Task to complete:
Would you please copy each line below that includes the string "this"?

(Collected data entries)
++++++++++

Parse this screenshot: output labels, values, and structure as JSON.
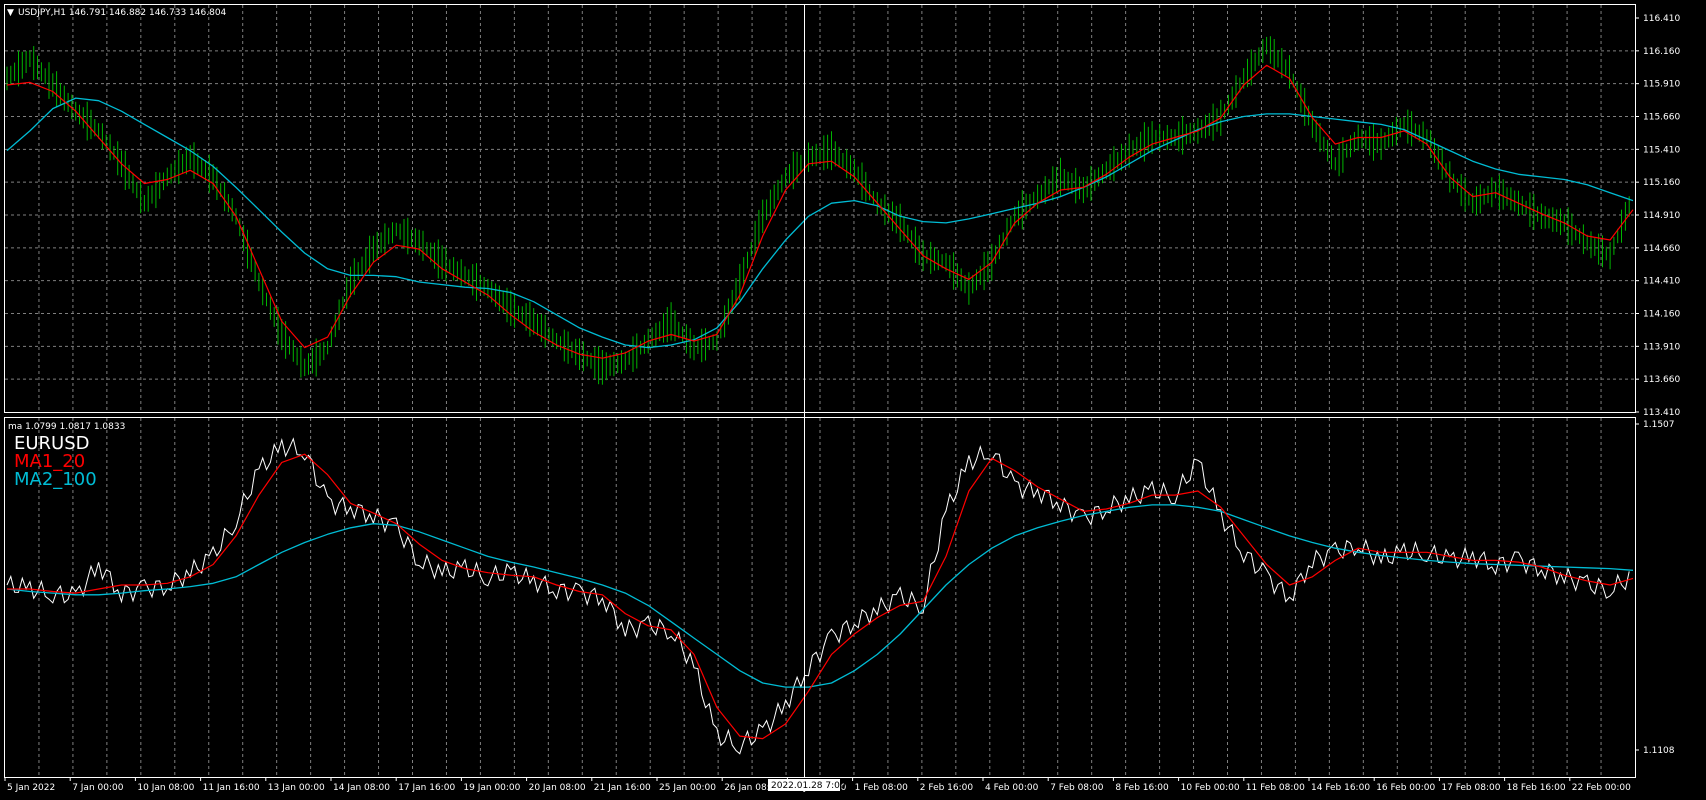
{
  "main_chart": {
    "header": "USDJPY,H1  146.791 146.882 146.733 146.804",
    "header_icon": "dropdown-triangle-icon",
    "price_axis": [
      "116.410",
      "116.160",
      "115.910",
      "115.660",
      "115.410",
      "115.160",
      "114.910",
      "114.660",
      "114.410",
      "114.160",
      "113.910",
      "113.660",
      "113.410"
    ],
    "price_range": [
      113.41,
      116.41
    ],
    "colors": {
      "background": "#000000",
      "grid": "#7f7f7f",
      "bars": "#00b400",
      "ma_fast": "#ff0000",
      "ma_slow": "#00bcd4"
    },
    "series": {
      "close": [
        115.95,
        116.1,
        115.9,
        115.7,
        115.55,
        115.3,
        115.0,
        115.2,
        115.35,
        115.2,
        114.9,
        114.4,
        114.0,
        113.75,
        113.9,
        114.4,
        114.65,
        114.8,
        114.7,
        114.55,
        114.45,
        114.35,
        114.2,
        114.1,
        113.95,
        113.85,
        113.75,
        113.8,
        113.95,
        114.1,
        113.9,
        113.95,
        114.4,
        114.9,
        115.2,
        115.35,
        115.4,
        115.25,
        115.0,
        114.85,
        114.6,
        114.55,
        114.35,
        114.55,
        114.9,
        115.05,
        115.2,
        115.1,
        115.25,
        115.4,
        115.5,
        115.5,
        115.55,
        115.65,
        115.95,
        116.2,
        116.0,
        115.6,
        115.3,
        115.5,
        115.45,
        115.6,
        115.5,
        115.2,
        115.0,
        115.1,
        115.0,
        114.9,
        114.85,
        114.7,
        114.6,
        115.05
      ],
      "ma_fast": [
        115.9,
        115.92,
        115.85,
        115.7,
        115.5,
        115.3,
        115.15,
        115.18,
        115.25,
        115.15,
        114.9,
        114.5,
        114.1,
        113.9,
        113.98,
        114.3,
        114.55,
        114.68,
        114.65,
        114.5,
        114.4,
        114.3,
        114.15,
        114.02,
        113.92,
        113.85,
        113.82,
        113.86,
        113.95,
        114.0,
        113.95,
        114.0,
        114.3,
        114.75,
        115.1,
        115.3,
        115.32,
        115.2,
        115.0,
        114.8,
        114.6,
        114.5,
        114.42,
        114.55,
        114.85,
        115.0,
        115.1,
        115.12,
        115.22,
        115.35,
        115.45,
        115.5,
        115.55,
        115.65,
        115.9,
        116.05,
        115.95,
        115.65,
        115.45,
        115.5,
        115.5,
        115.55,
        115.45,
        115.2,
        115.05,
        115.08,
        115.0,
        114.92,
        114.85,
        114.75,
        114.72,
        114.95
      ],
      "ma_slow": [
        115.4,
        115.55,
        115.72,
        115.8,
        115.78,
        115.7,
        115.6,
        115.5,
        115.4,
        115.28,
        115.12,
        114.95,
        114.78,
        114.62,
        114.5,
        114.45,
        114.45,
        114.44,
        114.4,
        114.38,
        114.36,
        114.35,
        114.32,
        114.25,
        114.15,
        114.05,
        113.98,
        113.92,
        113.9,
        113.92,
        113.96,
        114.05,
        114.25,
        114.5,
        114.72,
        114.9,
        115.0,
        115.02,
        114.98,
        114.9,
        114.86,
        114.85,
        114.88,
        114.92,
        114.96,
        115.0,
        115.05,
        115.12,
        115.2,
        115.3,
        115.4,
        115.48,
        115.56,
        115.62,
        115.66,
        115.68,
        115.68,
        115.66,
        115.64,
        115.62,
        115.6,
        115.56,
        115.48,
        115.4,
        115.32,
        115.26,
        115.22,
        115.2,
        115.18,
        115.14,
        115.08,
        115.02
      ]
    }
  },
  "sub_chart": {
    "header": "ma 1.0799 1.0817 1.0833",
    "legend": [
      {
        "label": "EURUSD",
        "color": "#ffffff"
      },
      {
        "label": "MA1_20",
        "color": "#ff0000"
      },
      {
        "label": "MA2_100",
        "color": "#00bcd4"
      }
    ],
    "price_axis": [
      "1.1507",
      "1.1108"
    ],
    "price_range": [
      1.1108,
      1.1507
    ],
    "colors": {
      "line": "#ffffff",
      "ma_fast": "#ff0000",
      "ma_slow": "#00bcd4"
    },
    "series": {
      "close": [
        1.131,
        1.1305,
        1.13,
        1.1295,
        1.1335,
        1.13,
        1.1305,
        1.131,
        1.1325,
        1.1345,
        1.139,
        1.145,
        1.148,
        1.1475,
        1.141,
        1.1405,
        1.1395,
        1.138,
        1.134,
        1.1325,
        1.133,
        1.132,
        1.1325,
        1.1315,
        1.1305,
        1.13,
        1.1295,
        1.1255,
        1.126,
        1.1255,
        1.121,
        1.1125,
        1.1115,
        1.113,
        1.1165,
        1.121,
        1.1245,
        1.1265,
        1.128,
        1.1295,
        1.1285,
        1.14,
        1.146,
        1.1475,
        1.143,
        1.1425,
        1.141,
        1.139,
        1.1405,
        1.1415,
        1.1425,
        1.142,
        1.146,
        1.1395,
        1.135,
        1.132,
        1.1295,
        1.134,
        1.135,
        1.136,
        1.134,
        1.135,
        1.135,
        1.134,
        1.1345,
        1.1335,
        1.134,
        1.133,
        1.132,
        1.131,
        1.1305,
        1.132
      ],
      "ma_fast": [
        1.1305,
        1.1305,
        1.1302,
        1.13,
        1.1305,
        1.131,
        1.131,
        1.1312,
        1.132,
        1.1335,
        1.137,
        1.142,
        1.146,
        1.147,
        1.1445,
        1.141,
        1.1398,
        1.1385,
        1.136,
        1.134,
        1.133,
        1.1325,
        1.1322,
        1.132,
        1.131,
        1.1302,
        1.1298,
        1.1275,
        1.126,
        1.1255,
        1.1225,
        1.116,
        1.1125,
        1.1122,
        1.114,
        1.118,
        1.1225,
        1.125,
        1.127,
        1.1285,
        1.129,
        1.1345,
        1.1425,
        1.1465,
        1.145,
        1.143,
        1.1415,
        1.14,
        1.1403,
        1.141,
        1.142,
        1.142,
        1.1425,
        1.1405,
        1.137,
        1.1335,
        1.131,
        1.132,
        1.134,
        1.1355,
        1.135,
        1.135,
        1.135,
        1.1345,
        1.134,
        1.134,
        1.1338,
        1.1332,
        1.1322,
        1.1315,
        1.131,
        1.1318
      ],
      "ma_slow": [
        1.1305,
        1.1302,
        1.13,
        1.1298,
        1.1298,
        1.13,
        1.1303,
        1.1305,
        1.1308,
        1.1312,
        1.132,
        1.1335,
        1.135,
        1.1362,
        1.1372,
        1.138,
        1.1385,
        1.1383,
        1.1375,
        1.1365,
        1.1355,
        1.1345,
        1.1338,
        1.1332,
        1.1325,
        1.1318,
        1.131,
        1.13,
        1.1285,
        1.1265,
        1.1245,
        1.1225,
        1.1205,
        1.119,
        1.1185,
        1.1185,
        1.119,
        1.1205,
        1.1225,
        1.125,
        1.128,
        1.131,
        1.1335,
        1.1355,
        1.137,
        1.138,
        1.1388,
        1.1395,
        1.14,
        1.1405,
        1.1408,
        1.1408,
        1.1405,
        1.14,
        1.139,
        1.138,
        1.137,
        1.1362,
        1.1355,
        1.135,
        1.1346,
        1.1343,
        1.134,
        1.1338,
        1.1336,
        1.1335,
        1.1334,
        1.1333,
        1.1332,
        1.1331,
        1.133,
        1.1328
      ]
    }
  },
  "time_axis": [
    "5 Jan 2022",
    "7 Jan 00:00",
    "10 Jan 08:00",
    "11 Jan 16:00",
    "13 Jan 00:00",
    "14 Jan 08:00",
    "17 Jan 16:00",
    "19 Jan 00:00",
    "20 Jan 08:00",
    "21 Jan 16:00",
    "25 Jan 00:00",
    "26 Jan 08:00",
    "31 Jan 00:00",
    "1 Feb 08:00",
    "2 Feb 16:00",
    "4 Feb 00:00",
    "7 Feb 08:00",
    "8 Feb 16:00",
    "10 Feb 00:00",
    "11 Feb 08:00",
    "14 Feb 16:00",
    "16 Feb 00:00",
    "17 Feb 08:00",
    "18 Feb 16:00",
    "22 Feb 00:00"
  ],
  "crosshair_label": "2022.01.28 7:00"
}
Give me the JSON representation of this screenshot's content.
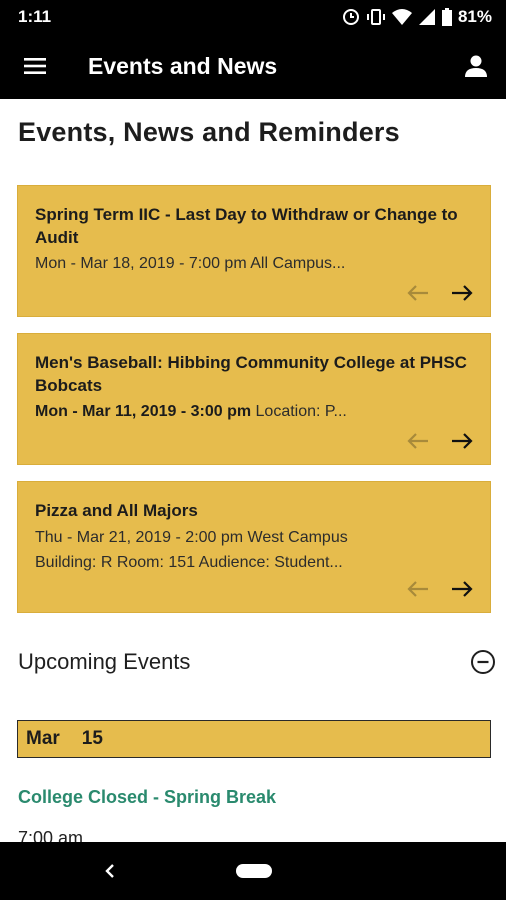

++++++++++

Task result:
Parse this screenshot: output labels, values, and structure as JSON.
Give me the JSON representation of this screenshot's content.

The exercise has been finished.